§ Task brief
In the data below, find every line with the word "form" and copy it.

[Saved data entries]
··········

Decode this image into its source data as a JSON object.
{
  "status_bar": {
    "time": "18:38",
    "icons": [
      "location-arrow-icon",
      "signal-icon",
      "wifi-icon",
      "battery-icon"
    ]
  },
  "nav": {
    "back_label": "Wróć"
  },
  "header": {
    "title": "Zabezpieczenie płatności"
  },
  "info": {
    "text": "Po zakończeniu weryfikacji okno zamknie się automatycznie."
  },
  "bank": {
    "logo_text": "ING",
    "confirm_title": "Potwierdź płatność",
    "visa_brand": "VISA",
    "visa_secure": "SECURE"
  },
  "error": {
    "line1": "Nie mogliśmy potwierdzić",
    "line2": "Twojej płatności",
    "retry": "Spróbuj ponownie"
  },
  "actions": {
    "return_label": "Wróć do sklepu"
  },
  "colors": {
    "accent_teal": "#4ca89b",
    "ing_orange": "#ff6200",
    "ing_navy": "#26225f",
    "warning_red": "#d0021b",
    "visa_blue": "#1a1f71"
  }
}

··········

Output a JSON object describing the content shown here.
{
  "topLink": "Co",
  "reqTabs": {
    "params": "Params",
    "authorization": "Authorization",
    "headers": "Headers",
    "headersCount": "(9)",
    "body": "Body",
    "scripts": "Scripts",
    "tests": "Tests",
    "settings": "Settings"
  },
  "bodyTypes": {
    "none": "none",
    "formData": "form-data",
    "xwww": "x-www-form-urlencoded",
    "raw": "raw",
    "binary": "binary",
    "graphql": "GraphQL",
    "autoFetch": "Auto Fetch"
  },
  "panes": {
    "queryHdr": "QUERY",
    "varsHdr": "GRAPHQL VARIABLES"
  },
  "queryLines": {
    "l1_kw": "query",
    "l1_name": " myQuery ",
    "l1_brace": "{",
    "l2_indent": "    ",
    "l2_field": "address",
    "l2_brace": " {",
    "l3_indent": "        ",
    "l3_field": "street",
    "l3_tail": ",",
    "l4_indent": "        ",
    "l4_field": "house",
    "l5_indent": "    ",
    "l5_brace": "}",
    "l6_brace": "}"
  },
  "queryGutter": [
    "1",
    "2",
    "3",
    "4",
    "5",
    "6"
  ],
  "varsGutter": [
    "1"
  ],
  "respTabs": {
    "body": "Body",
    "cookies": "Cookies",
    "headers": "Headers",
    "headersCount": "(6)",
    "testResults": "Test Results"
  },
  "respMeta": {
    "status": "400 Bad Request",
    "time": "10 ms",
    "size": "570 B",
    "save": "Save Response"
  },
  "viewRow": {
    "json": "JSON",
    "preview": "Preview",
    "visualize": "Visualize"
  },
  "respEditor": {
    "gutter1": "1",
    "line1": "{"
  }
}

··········

§ Output for this task
    "formData": "form-data",
    "xwww": "x-www-form-urlencoded",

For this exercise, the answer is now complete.